    We can hammer out the details of the backstory later (by the way, William Penn’s ties to privateers and, sunken treasure? Quakers’ ties to the Caribbean? Embezzlement of dizzying sums? ALL TRUE.) For right now, we just have to get that treasure into the ground and start the grass growing over it. I’m thinking that each family involved could commission a Pirate Portrait of their ancestor, and we’ll seal a key into the frame of each portrait. Will the kids get suspicious that the Pirate Portrait may be done in a style not exactly common in the early 1700s? Maybe. But when I bring down a GENUINE* Buried Pirate Treasure expert from the Museum of Natural History in NYC to be present at the digging up of the treasure? NOSKEPTICISM WILL BE ABLE TO WITHSTAND US. It’s okay if the kids aren’t 100% convinced, but we are going to blow their little MINDS, man.

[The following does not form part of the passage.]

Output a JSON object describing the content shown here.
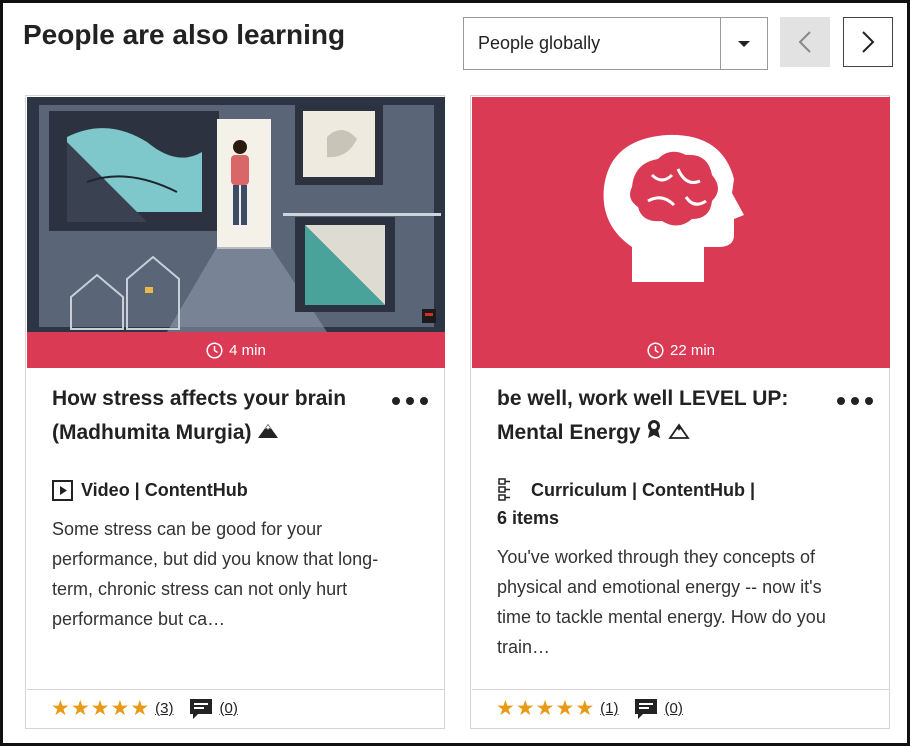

    So: Who’s with me? Who’s in? Leave your message in the comments! I’m thinking we can fit ten families’ worth of treasure into a fair-sized chest. That’s ten oilskin packets, each sewn shut and sealed with tar. We’ll have to do this under conditions of UTMOST SECRECY. Don’t discuss this at the dinner table in front of little ears! In fact, I will delete this post after we’ve gotten everyone signed up. For kids savvy enough to find this post in the Internet Archive Wayback Machine, I’m sorry you had to find out finally and unequivocally that the treasure was planted. Bear in mind that we’re doing it because it’s important to always be unsure if maybe there really IS a cave with a pirate ship in it right under your feet.

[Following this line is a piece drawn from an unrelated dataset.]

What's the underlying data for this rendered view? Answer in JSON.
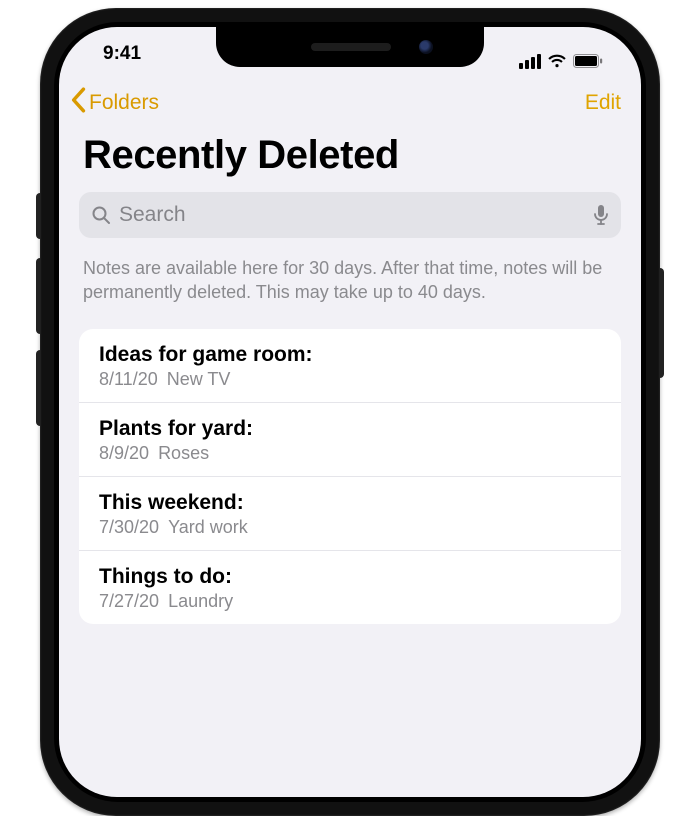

    UPDATE: McGlinch sent this picture of a stack of Pirate Golf Trophies in his mom’s basement. Excellent, this is EXACTLY what I’m talking about. Imagine these holding up a pile of rubies and emeralds and what-have you:

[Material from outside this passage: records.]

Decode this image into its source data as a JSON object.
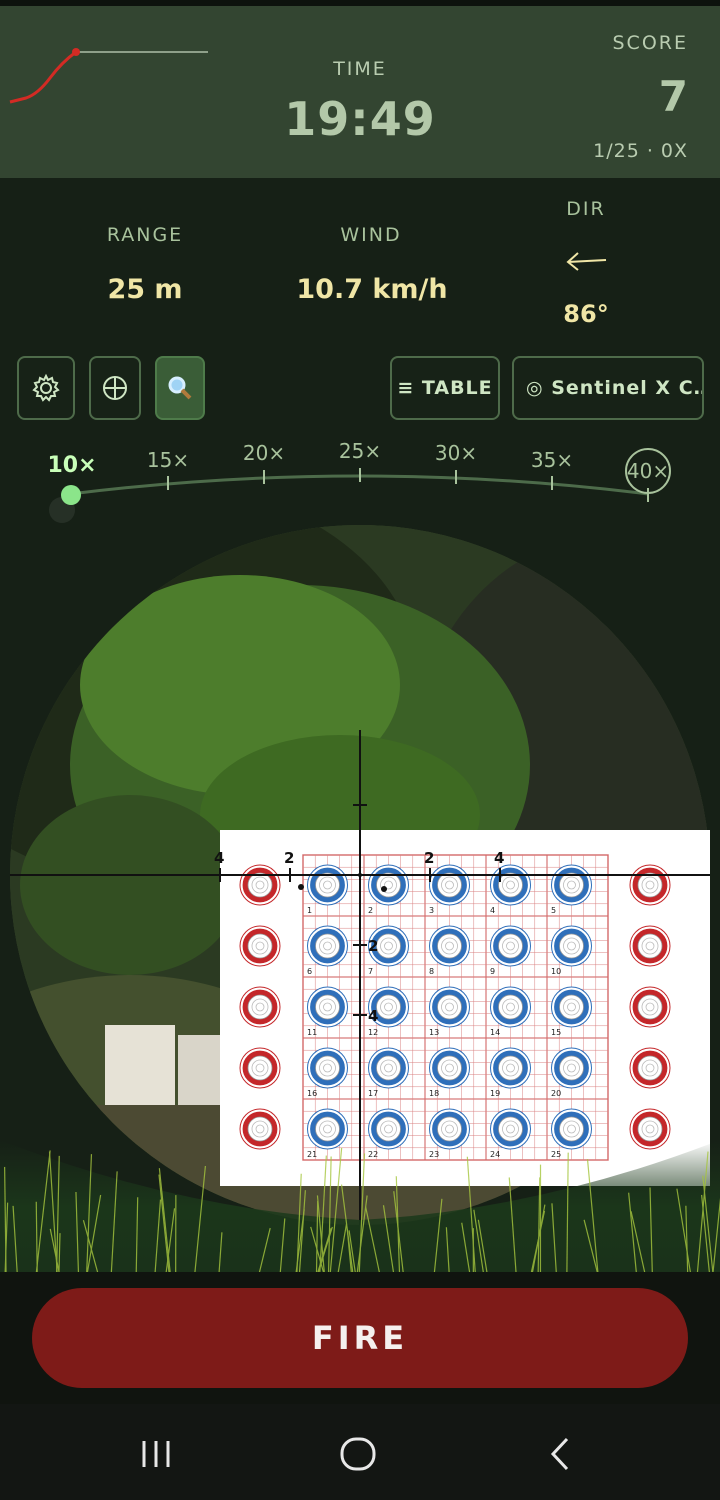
{
  "header": {
    "time_label": "TIME",
    "time_value": "19:49",
    "score_label": "SCORE",
    "score_value": "7",
    "score_sub": "1/25 · 0X",
    "trend_icon": "trend-line-icon"
  },
  "stats": {
    "range_label": "RANGE",
    "range_value": "25 m",
    "wind_label": "WIND",
    "wind_value": "10.7 km/h",
    "dir_label": "DIR",
    "dir_value": "86°",
    "dir_icon": "arrow-left-icon"
  },
  "toolbar": {
    "settings_icon": "gear-icon",
    "reticle_icon": "crosshair-icon",
    "zoom_icon": "magnifier-icon",
    "table_label": "≡ TABLE",
    "scope_label": "◎ Sentinel X C…"
  },
  "zoom": {
    "levels": [
      "10×",
      "15×",
      "20×",
      "25×",
      "30×",
      "35×",
      "40×"
    ],
    "selected": "10×"
  },
  "target": {
    "row_numbers": [
      "1",
      "2",
      "3",
      "4",
      "5",
      "6",
      "7",
      "8",
      "9",
      "10",
      "11",
      "12",
      "13",
      "14",
      "15",
      "16",
      "17",
      "18",
      "19",
      "20",
      "21",
      "22",
      "23",
      "24",
      "25"
    ],
    "reticle_marks": [
      "4",
      "2",
      "2",
      "4",
      "2",
      "4"
    ]
  },
  "fire": {
    "label": "FIRE"
  },
  "colors": {
    "accent": "#7e1b18",
    "header": "#334531",
    "bg": "#162016",
    "value": "#f0e6a6"
  },
  "navbar": {
    "icons": [
      "recents-icon",
      "home-icon",
      "back-icon"
    ]
  }
}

  • Kate, Lydia, and I drove up to Maine this weekend for my uncle Bob’s memorial service. Uncle Bob Baldwin was the oldest of my banjo-playing uncles. He died of a brain tumor this past year, and I miss him very much. His shape note group was there, and let me tell you, if you’re in an old Maine church with plaster walls among the trees, and this group of gray-haired, grim-faced*, suspender-wearing Mainers stands up, and they open their books and there’s just enough time to think “boy, this is probably going to be emotional” and WHAM they open their mouths and this haunting, ethereal, beautiful harmony just fills the space and I’m crying like a baby.

    I’m writing in the flip tone of a blogger, here, but that shape-note singing is just SO UNBELIEVABLY METAPHORICAL and powerful. That crack on the O.C. about “This American Life” — “Is that that show by those hipster know-it-alls who talk about how fascinating ordinary people are?” is funny because it’s true, of course, but the reality is that there is no such thing as ordinary people, not really, and when you have a group of completely normal-looking grandparent-type people stand up and weave that kind of ethereal, powerful music that at the same time is grounded in community… well, damn, I can’t believe I didn’t bring a handkerchief.

    I was very glad indeed to see my cousins, and Lydia got to visit her grandma, and Kate got to ride the Icthyopter in Belfast:


  • IPhone iPhone iPhone, iPhone iPhone iPhone iPhone iPhone. iPhone iPhone iPhone? iPhone! iPhone iPhone iPhone iPhone iPhone — iPhone iPhone iPhone iPhone iPhone.

    iPhone iPhone iPhone iPhone iPhone iPhone iPhone iPhone iPhone iPhone iPhone iPhone iPhone iPhone iPhone iPhone iPhone iPhone iPhone iPhone iPhone iPhone iPhone iPhone iPhone iPhone iPhone iPhone iPhone iPhone iPhone iPhone iPhone iPhone iPhone iPhone iPhone iPhone iPhone iPhone iPhone iPhone iPhone iPhone iPhone iPhone iPhone iPhone iPhone iPhone iPhone iPhone iPhone iPhone iPhone iPhone iPhone iPhone iPhone iPhone iPhone iPhone iPhone iPHOOOOOOONNNNNNE!

    iPhone? iPhone!


    UPDATE, from the Short Hills Mall on my way to meet my client: ouch. And I didn’t realize it got worse: double ouch. I need some kind of picture of Veblen giving me a wedgie or something. Here, lemme just make one:

    iPhone 3G line at the Short Hills Mall this morning